[[ Source data open ]]

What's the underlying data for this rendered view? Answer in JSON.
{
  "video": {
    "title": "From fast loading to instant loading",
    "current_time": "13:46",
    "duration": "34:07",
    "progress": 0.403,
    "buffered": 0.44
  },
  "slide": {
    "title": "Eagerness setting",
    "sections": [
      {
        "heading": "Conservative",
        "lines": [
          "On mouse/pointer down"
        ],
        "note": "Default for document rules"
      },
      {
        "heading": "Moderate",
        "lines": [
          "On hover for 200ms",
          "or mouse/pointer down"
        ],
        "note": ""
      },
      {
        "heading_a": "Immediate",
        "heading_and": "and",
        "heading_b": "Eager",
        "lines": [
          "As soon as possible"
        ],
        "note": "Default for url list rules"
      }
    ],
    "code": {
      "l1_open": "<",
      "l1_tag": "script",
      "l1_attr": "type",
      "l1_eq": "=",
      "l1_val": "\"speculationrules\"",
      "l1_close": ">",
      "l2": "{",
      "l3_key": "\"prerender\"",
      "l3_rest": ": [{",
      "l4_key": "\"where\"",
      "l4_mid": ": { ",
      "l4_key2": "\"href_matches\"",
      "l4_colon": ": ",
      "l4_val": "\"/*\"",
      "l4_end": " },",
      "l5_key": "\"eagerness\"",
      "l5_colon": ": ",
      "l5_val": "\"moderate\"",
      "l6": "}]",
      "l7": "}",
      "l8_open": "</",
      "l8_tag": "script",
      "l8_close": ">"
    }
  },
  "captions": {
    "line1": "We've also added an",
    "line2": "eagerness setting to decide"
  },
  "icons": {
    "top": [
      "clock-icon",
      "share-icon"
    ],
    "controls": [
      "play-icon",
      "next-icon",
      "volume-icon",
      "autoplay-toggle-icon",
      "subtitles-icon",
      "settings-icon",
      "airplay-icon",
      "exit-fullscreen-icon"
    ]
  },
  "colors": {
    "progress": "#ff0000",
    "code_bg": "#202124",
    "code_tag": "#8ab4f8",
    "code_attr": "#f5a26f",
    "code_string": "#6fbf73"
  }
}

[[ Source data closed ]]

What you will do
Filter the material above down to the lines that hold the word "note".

Task result
        "note": "Default for document rules"
        "note": ""
        "note": "Default for url list rules"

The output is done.